28 July 2009

The end of an era in The United Kingdom

In the hoopla of American life and the aftermath of our GC09, I missed an historical event of monumental significance.

On 25 July Mr. Harry Patch died at the age of 111. He was the last living British soldier still living in the UK to have fought at Passchendaele where more than 70,000 British troops died.

When Mr Patch was born, on June 17, 1898, the Marquess of Salisbury was Prime Minister and Queen Victoria had two and a half years still to reign.

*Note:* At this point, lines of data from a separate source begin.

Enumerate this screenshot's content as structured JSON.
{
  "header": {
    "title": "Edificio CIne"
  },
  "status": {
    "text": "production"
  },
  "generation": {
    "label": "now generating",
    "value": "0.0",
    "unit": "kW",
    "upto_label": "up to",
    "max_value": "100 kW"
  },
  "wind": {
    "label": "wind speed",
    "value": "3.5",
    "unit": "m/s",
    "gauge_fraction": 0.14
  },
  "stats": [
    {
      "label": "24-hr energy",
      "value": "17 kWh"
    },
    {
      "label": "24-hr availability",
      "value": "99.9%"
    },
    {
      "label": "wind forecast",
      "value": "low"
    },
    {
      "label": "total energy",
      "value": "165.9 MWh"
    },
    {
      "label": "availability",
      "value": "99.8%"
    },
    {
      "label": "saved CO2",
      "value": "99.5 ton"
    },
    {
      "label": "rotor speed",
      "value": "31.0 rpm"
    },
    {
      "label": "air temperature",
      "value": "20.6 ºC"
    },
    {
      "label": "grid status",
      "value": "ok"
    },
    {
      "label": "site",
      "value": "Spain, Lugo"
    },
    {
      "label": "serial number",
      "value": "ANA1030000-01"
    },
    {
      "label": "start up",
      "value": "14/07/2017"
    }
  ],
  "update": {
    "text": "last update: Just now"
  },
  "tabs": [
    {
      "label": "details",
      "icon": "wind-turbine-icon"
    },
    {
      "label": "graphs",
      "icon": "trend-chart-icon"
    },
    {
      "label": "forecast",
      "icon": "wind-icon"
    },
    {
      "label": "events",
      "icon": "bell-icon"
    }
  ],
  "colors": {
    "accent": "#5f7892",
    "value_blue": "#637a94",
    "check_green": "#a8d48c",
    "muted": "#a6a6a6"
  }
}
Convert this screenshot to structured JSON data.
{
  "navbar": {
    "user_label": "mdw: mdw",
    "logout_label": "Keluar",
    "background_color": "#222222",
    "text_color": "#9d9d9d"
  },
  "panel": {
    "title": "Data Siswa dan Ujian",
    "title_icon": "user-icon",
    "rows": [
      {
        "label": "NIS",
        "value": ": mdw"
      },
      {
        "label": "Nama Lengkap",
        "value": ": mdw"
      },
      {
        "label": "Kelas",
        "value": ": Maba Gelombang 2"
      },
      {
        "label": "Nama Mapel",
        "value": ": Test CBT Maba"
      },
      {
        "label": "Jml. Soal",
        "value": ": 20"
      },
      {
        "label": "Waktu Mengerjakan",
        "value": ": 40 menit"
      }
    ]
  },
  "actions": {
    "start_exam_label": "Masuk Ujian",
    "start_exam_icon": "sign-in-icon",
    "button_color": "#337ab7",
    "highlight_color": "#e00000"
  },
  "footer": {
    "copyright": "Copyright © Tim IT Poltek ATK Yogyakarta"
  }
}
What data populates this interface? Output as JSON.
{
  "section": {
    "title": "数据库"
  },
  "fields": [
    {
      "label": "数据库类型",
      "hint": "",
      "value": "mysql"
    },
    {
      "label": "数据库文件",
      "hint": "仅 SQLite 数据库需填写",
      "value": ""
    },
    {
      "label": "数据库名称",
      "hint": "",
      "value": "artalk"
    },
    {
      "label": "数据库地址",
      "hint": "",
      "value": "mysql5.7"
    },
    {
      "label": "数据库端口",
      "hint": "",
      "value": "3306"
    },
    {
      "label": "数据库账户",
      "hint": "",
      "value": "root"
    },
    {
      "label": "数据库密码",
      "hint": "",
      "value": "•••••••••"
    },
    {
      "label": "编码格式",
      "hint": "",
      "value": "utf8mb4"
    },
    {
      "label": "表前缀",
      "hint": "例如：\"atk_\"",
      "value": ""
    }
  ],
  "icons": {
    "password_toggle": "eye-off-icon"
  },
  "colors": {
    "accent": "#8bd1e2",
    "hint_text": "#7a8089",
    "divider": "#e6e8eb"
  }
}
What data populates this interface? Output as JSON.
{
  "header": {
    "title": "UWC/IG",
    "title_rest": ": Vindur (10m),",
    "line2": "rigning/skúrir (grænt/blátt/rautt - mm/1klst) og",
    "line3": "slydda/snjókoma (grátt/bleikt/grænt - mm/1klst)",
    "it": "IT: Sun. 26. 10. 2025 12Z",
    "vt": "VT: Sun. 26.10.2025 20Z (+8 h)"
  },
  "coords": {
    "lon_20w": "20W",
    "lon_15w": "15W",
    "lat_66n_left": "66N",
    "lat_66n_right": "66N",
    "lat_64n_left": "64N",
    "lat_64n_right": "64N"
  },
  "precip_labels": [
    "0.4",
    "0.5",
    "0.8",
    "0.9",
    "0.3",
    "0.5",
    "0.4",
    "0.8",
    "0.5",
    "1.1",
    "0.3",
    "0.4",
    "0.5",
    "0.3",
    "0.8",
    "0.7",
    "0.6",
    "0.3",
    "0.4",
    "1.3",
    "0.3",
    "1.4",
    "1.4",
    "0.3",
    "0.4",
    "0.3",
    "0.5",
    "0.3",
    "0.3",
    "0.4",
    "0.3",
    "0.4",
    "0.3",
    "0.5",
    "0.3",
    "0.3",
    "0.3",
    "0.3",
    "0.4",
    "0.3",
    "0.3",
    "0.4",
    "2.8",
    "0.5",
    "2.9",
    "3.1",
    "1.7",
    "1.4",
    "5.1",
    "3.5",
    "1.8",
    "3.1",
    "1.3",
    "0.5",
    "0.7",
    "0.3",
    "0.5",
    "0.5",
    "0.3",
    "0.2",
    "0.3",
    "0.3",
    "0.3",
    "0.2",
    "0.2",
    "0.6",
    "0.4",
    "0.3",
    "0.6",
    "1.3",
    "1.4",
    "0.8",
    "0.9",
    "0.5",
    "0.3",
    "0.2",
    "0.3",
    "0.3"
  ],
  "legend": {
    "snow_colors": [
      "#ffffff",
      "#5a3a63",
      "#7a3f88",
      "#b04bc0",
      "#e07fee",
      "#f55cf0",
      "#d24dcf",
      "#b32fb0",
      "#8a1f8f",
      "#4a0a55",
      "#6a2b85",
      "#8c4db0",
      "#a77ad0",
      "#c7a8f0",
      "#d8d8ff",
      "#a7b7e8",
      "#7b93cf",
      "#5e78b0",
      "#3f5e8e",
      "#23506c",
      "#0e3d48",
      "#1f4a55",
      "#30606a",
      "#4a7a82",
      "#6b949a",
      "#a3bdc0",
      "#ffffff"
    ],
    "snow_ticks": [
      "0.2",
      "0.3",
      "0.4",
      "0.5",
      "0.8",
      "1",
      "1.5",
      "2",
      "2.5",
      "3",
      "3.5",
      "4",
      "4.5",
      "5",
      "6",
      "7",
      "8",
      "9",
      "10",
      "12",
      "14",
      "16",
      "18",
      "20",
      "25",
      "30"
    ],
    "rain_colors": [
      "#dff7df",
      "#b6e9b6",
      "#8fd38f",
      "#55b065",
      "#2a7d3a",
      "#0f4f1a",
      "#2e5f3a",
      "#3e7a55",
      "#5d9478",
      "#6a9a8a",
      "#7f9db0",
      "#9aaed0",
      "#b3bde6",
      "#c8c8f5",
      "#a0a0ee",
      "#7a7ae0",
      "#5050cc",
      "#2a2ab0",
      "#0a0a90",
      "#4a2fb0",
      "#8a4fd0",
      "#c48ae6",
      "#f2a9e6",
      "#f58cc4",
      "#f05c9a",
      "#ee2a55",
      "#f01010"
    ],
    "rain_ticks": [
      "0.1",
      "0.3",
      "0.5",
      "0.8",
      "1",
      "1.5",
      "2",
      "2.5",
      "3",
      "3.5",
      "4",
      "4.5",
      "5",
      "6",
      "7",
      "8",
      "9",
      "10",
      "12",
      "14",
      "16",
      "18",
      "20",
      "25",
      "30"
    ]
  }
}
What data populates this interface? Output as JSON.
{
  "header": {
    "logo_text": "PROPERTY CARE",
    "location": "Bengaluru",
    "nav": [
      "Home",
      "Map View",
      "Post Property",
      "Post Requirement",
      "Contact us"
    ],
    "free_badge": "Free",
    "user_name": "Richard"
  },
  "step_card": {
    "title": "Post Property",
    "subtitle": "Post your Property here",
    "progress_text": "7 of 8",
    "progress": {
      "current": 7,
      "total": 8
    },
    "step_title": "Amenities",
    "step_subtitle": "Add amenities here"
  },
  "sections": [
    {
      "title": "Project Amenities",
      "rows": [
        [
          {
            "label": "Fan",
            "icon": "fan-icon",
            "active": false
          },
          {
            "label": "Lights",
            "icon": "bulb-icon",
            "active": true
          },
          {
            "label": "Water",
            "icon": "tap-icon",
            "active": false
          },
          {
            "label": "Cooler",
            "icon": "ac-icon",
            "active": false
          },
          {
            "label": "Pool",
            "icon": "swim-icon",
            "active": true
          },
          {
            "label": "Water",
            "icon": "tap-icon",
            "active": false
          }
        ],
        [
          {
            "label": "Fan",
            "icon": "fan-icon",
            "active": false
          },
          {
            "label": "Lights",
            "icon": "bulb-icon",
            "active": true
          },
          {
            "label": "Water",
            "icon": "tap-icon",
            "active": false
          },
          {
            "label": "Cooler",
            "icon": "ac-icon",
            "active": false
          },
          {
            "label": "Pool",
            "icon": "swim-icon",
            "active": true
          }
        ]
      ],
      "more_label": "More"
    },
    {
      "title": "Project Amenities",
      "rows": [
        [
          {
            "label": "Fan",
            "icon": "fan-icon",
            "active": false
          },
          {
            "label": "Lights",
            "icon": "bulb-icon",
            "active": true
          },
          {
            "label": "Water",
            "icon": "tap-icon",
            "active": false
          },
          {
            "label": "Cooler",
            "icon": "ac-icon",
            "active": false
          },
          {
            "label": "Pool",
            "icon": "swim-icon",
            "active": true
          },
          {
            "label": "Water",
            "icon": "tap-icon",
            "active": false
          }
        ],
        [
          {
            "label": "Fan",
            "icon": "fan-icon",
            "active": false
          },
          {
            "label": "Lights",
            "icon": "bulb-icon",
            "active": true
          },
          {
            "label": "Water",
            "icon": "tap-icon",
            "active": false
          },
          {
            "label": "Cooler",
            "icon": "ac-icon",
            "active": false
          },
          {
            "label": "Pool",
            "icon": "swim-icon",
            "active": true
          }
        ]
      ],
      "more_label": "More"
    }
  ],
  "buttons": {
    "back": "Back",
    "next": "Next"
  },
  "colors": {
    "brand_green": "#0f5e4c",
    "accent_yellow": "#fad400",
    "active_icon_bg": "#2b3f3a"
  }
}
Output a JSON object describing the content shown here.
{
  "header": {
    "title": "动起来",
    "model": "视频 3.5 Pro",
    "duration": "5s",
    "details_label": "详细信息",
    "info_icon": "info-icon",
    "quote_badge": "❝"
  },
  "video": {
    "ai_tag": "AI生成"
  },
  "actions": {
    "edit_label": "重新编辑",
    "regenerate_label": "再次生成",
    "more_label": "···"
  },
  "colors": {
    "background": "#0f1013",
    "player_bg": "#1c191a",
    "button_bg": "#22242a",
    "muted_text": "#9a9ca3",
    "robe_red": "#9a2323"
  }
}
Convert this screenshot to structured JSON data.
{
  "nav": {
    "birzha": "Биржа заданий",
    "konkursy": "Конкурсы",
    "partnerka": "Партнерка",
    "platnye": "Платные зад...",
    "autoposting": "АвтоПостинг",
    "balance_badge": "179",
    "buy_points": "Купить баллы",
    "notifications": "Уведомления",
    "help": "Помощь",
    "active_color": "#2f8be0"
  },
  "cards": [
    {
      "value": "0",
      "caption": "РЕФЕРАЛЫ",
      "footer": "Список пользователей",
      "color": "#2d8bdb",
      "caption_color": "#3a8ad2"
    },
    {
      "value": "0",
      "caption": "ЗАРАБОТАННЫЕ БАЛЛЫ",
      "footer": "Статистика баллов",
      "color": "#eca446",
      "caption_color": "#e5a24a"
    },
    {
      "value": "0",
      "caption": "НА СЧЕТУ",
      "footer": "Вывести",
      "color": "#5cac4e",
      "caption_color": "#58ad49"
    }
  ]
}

Kitchener was 11 weeks away from fighting the Battle of Omdurman and the outbreak of the Boer War lay 16 months into the future. H G Wells's latest work, The War of the Worlds, had just been published in book form following its successful serialisation in Pearson's Magazine.

He grew up in Coombe Down, near Bath, left school at 15 and trained as a plumber. He was 16 when war broke out and reached 18 just as conscription was being introduced. He joined the Duke of Cornwall's Light Infantry.

He was removed from the frontline after a shell attack which killed his friends.

In March, Mr Patch received the insignia of the L├ęgion d'Honneur from the French Ambassador, Maurice Gourdault-Montagne, at his Somerset nursing home. Mr Allingham received the same honour the following week.

BBC has a tribute to Mr. Ptach here.

The sole remaining British born survivor of the Great War is now Claude Choules, 108, who lives in in Australia.

According to the BBC, America and Canada each have one living Great War soldier still living.